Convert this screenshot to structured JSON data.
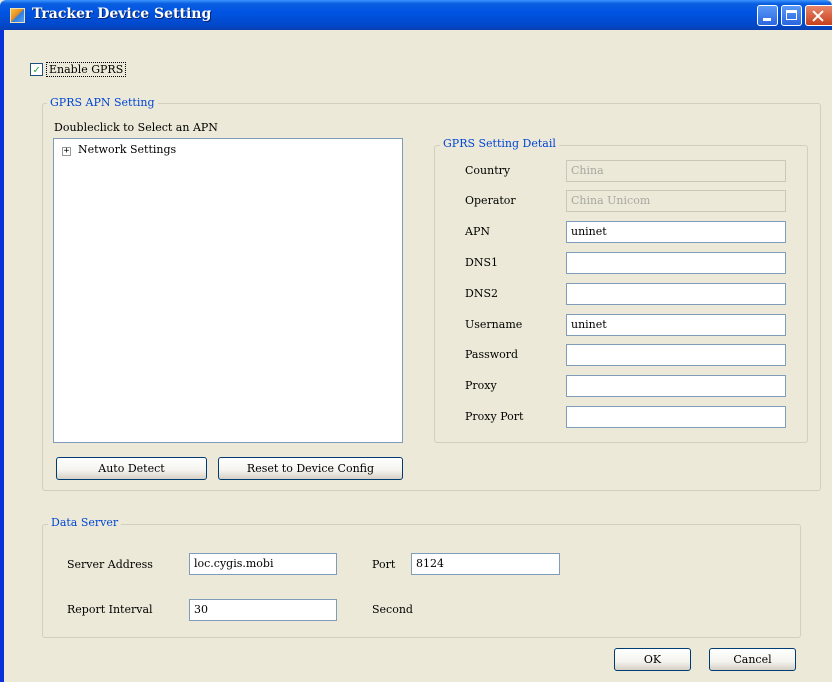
{
  "window": {
    "title": "Tracker Device Setting"
  },
  "enable_gprs": {
    "label": "Enable GPRS",
    "checked": true
  },
  "apn_group": {
    "title": "GPRS APN Setting",
    "instruction": "Doubleclick to Select an APN",
    "tree": [
      {
        "label": "Network Settings",
        "expanded": false
      }
    ],
    "auto_detect_label": "Auto Detect",
    "reset_label": "Reset to Device Config"
  },
  "detail_group": {
    "title": "GPRS Setting Detail",
    "fields": [
      {
        "label": "Country",
        "value": "China",
        "enabled": false
      },
      {
        "label": "Operator",
        "value": "China Unicom",
        "enabled": false
      },
      {
        "label": "APN",
        "value": "uninet",
        "enabled": true
      },
      {
        "label": "DNS1",
        "value": "",
        "enabled": true
      },
      {
        "label": "DNS2",
        "value": "",
        "enabled": true
      },
      {
        "label": "Username",
        "value": "uninet",
        "enabled": true
      },
      {
        "label": "Password",
        "value": "",
        "enabled": true
      },
      {
        "label": "Proxy",
        "value": "",
        "enabled": true
      },
      {
        "label": "Proxy Port",
        "value": "",
        "enabled": true
      }
    ]
  },
  "server_group": {
    "title": "Data Server",
    "server_address_label": "Server Address",
    "server_address_value": "loc.cygis.mobi",
    "port_label": "Port",
    "port_value": "8124",
    "report_interval_label": "Report Interval",
    "report_interval_value": "30",
    "unit_label": "Second"
  },
  "footer": {
    "ok_label": "OK",
    "cancel_label": "Cancel"
  },
  "colors": {
    "title_bar": "#0054e3",
    "window_bg": "#ece9d8",
    "group_title": "#0046d5",
    "checkmark": "#21a121"
  }
}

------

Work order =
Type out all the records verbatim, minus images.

Completed task =
Convert this screenshot to structured JSON data.
{
  "window": {
    "title": "Tracker Device Setting"
  },
  "enable_gprs": {
    "label": "Enable GPRS",
    "checked": true
  },
  "apn_group": {
    "title": "GPRS APN Setting",
    "instruction": "Doubleclick to Select an APN",
    "tree": [
      {
        "label": "Network Settings",
        "expanded": false
      }
    ],
    "auto_detect_label": "Auto Detect",
    "reset_label": "Reset to Device Config"
  },
  "detail_group": {
    "title": "GPRS Setting Detail",
    "fields": [
      {
        "label": "Country",
        "value": "China",
        "enabled": false
      },
      {
        "label": "Operator",
        "value": "China Unicom",
        "enabled": false
      },
      {
        "label": "APN",
        "value": "uninet",
        "enabled": true
      },
      {
        "label": "DNS1",
        "value": "",
        "enabled": true
      },
      {
        "label": "DNS2",
        "value": "",
        "enabled": true
      },
      {
        "label": "Username",
        "value": "uninet",
        "enabled": true
      },
      {
        "label": "Password",
        "value": "",
        "enabled": true
      },
      {
        "label": "Proxy",
        "value": "",
        "enabled": true
      },
      {
        "label": "Proxy Port",
        "value": "",
        "enabled": true
      }
    ]
  },
  "server_group": {
    "title": "Data Server",
    "server_address_label": "Server Address",
    "server_address_value": "loc.cygis.mobi",
    "port_label": "Port",
    "port_value": "8124",
    "report_interval_label": "Report Interval",
    "report_interval_value": "30",
    "unit_label": "Second"
  },
  "footer": {
    "ok_label": "OK",
    "cancel_label": "Cancel"
  },
  "colors": {
    "title_bar": "#0054e3",
    "window_bg": "#ece9d8",
    "group_title": "#0046d5",
    "checkmark": "#21a121"
  }
}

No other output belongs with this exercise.